We asked our WorkingNation Advisory Board to share their thoughts on the most important issues and challenges facing the workforce and the labor market in the coming year.
Here are her thoughts on The Future of Work 2023.
“At a moment when a quality postsecondary education stands to benefit millions of Americans, many are questioning its value. Two-thirds of students wonder whether college is worth the cost, while three-quarters of employers say that a college degree is no longer a reliable signal of a job candidate’s quality.
Yet, we all know the impact a college degree has on lifelong earnings. This disconnect remains one of the biggest challenges facing our labor force, but I have reason for optimism.
Across the country, I talk to institutions who are working toward a bolder reimagining of what higher education can do and who it can serve. Increasingly, there is a recognition among postsecondary leaders that career services should be a central component of a student’s educational journey from day one, equipping learners with the tools they need to gain the experiences and skills necessary to thrive in today’s world of work.

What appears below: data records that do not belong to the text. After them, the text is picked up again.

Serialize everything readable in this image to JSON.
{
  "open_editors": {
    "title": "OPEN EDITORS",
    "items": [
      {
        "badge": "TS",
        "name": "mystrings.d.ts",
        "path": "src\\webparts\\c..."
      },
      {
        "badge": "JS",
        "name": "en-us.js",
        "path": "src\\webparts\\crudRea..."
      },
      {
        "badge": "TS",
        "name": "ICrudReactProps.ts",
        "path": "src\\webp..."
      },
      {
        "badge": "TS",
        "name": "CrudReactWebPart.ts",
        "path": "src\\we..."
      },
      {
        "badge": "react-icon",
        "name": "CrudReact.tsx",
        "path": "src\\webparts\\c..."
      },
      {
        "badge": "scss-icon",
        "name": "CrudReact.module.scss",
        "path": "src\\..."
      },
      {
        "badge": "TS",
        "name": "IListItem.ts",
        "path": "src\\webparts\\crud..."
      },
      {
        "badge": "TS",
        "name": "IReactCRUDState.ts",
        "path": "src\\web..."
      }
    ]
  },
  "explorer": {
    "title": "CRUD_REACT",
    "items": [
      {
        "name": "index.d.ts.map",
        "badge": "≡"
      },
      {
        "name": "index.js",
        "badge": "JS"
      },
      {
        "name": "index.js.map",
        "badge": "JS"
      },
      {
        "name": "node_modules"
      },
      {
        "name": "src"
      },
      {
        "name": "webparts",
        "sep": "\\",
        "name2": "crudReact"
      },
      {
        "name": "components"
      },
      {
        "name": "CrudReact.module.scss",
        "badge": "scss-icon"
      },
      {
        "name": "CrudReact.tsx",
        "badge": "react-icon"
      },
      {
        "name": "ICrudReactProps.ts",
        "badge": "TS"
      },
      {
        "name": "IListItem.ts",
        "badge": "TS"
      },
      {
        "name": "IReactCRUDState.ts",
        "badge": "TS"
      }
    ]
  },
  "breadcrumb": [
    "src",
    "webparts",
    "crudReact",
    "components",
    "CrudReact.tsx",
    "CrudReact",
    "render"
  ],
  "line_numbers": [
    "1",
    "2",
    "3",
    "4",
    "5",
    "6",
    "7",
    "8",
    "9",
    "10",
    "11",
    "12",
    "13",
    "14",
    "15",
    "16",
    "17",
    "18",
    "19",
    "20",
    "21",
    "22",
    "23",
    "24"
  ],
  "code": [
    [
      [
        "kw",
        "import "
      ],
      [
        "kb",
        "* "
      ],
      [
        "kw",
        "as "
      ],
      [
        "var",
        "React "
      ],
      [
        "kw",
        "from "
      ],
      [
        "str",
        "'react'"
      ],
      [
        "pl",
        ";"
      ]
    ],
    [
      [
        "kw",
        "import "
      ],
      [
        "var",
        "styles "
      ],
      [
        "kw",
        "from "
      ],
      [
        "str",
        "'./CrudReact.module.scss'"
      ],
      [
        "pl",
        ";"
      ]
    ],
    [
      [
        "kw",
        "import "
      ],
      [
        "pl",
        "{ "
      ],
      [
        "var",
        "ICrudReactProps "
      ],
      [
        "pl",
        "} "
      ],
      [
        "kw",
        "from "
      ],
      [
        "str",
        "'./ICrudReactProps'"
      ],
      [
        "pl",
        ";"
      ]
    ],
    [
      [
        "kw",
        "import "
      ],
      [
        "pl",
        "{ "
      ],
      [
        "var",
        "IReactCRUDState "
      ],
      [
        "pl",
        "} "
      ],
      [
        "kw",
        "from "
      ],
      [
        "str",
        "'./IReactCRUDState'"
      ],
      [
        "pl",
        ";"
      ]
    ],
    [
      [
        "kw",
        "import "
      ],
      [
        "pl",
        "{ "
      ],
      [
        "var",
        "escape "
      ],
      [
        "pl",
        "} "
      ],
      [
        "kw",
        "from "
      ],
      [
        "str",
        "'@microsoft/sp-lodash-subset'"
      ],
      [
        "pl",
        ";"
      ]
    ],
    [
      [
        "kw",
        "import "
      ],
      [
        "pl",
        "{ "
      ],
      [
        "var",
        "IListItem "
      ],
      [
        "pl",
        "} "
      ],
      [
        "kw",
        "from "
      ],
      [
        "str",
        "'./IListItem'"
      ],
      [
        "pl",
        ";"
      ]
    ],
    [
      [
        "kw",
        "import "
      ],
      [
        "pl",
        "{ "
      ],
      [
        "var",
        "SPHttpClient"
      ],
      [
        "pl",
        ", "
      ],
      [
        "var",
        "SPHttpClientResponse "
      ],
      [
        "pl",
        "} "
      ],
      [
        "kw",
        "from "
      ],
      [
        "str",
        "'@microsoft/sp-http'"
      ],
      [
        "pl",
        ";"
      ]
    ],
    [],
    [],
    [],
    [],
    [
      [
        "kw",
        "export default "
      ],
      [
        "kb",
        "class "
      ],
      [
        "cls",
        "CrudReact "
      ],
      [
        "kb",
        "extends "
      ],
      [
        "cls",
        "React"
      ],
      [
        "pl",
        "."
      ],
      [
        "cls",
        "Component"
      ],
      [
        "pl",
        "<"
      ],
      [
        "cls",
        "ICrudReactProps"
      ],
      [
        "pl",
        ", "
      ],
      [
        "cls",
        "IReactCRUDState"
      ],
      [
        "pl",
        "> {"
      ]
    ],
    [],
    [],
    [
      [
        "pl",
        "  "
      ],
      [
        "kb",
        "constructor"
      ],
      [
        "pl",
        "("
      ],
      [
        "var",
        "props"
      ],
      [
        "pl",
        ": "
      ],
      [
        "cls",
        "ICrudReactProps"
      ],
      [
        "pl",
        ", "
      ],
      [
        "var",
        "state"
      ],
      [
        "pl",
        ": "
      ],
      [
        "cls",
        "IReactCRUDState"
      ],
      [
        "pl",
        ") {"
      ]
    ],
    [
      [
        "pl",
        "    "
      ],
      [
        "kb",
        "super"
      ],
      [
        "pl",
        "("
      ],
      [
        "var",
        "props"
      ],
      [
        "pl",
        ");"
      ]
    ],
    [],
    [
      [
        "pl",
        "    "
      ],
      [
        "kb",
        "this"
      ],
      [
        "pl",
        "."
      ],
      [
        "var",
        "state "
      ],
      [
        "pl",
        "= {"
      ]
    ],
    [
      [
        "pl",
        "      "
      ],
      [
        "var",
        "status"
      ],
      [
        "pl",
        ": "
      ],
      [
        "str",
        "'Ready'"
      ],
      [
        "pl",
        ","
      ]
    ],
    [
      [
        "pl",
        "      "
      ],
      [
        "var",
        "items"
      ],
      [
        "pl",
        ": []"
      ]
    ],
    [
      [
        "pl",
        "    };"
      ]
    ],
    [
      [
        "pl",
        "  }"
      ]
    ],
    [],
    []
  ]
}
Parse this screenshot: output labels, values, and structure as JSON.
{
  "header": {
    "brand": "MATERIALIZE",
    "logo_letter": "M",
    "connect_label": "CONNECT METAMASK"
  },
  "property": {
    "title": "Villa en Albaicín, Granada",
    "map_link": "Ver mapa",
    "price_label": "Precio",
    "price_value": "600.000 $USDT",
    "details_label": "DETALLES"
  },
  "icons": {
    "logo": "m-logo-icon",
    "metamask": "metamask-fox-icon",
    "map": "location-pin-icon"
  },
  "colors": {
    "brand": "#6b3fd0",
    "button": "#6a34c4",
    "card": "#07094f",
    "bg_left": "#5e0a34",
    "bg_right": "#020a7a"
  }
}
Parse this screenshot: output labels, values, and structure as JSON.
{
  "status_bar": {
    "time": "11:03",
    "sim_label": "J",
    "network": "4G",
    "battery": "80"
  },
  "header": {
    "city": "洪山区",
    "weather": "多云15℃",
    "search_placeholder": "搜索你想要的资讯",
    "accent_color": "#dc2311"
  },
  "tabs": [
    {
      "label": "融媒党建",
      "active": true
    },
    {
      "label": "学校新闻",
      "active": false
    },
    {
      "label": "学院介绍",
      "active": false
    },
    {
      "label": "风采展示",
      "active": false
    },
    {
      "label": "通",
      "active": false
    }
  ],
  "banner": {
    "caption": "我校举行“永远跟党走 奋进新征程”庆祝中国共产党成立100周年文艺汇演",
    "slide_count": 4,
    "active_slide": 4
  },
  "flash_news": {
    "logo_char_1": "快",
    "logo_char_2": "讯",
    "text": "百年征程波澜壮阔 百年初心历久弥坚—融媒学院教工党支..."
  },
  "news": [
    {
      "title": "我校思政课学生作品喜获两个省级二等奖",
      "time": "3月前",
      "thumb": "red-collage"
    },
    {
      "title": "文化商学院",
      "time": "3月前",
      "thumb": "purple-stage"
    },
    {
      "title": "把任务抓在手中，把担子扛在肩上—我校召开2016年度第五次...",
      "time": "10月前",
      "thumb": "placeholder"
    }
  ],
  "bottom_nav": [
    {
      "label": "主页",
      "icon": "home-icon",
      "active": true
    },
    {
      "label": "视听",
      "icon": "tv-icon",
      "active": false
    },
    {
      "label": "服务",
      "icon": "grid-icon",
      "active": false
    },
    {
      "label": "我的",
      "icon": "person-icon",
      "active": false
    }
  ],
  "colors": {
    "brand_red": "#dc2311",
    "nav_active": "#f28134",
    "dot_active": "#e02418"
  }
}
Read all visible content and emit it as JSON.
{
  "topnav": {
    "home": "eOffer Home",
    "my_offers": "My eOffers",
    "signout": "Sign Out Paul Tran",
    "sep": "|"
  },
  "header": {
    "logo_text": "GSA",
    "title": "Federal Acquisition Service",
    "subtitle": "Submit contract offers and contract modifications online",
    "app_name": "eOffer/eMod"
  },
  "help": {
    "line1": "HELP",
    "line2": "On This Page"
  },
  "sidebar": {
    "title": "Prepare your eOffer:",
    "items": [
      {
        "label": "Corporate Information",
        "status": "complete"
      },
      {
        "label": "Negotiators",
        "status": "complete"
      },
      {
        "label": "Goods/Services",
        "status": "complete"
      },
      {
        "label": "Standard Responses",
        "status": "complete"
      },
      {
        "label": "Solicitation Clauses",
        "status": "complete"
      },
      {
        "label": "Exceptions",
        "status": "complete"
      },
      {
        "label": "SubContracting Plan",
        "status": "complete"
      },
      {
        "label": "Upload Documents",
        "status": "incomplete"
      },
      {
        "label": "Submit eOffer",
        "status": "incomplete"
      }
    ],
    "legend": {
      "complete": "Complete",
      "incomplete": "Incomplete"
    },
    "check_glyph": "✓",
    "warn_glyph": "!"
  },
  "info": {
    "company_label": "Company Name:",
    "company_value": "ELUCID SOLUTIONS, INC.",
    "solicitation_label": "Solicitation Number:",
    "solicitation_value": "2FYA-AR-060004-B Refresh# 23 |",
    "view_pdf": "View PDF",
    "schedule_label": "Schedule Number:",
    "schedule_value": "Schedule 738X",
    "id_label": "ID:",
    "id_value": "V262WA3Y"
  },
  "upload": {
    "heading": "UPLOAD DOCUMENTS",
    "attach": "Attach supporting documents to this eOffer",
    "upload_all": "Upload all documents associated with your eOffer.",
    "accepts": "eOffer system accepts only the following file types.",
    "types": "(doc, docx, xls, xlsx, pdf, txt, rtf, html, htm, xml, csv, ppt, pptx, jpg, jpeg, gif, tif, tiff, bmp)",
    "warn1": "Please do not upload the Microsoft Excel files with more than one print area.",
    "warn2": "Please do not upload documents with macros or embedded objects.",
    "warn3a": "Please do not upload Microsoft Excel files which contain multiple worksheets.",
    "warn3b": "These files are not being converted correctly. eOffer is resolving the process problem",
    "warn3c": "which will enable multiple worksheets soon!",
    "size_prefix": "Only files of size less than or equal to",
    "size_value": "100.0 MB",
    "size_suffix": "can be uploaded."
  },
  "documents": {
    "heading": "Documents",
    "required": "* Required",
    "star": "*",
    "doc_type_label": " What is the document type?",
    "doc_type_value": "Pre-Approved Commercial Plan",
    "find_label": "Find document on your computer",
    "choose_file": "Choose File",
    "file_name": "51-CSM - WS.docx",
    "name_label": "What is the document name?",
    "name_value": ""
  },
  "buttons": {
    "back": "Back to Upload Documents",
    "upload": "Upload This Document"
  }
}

We’re seeing more institutions work collaboratively with faculty, career services, and employers to integrate career readiness into curriculum. Students are being taught that they have a responsibility to pursue and create experiences outside of the classroom. Institutions can work hand-in-hand with employers to surface these opportunities and prepare learners for exploring and ultimately beginning their careers.
Fortunately, higher education is starting to not only hear this drumbeat but respond to it. Leaders are openly discussing the urgency of this shift and are expressing a willingness to investigate solutions that build a career-readiness-first culture.
Even better, they don’t have to do it alone.
The tools for bridging the gap from education to employment are already out there. It’s no longer a question of whether it is possible to reimagine higher education in a way that truly produces the graduates employers need. We know it is. Institutions now just need the courage and commitment to navigate this change moment. I’m hopeful we’ll see more of that courage in 2023.”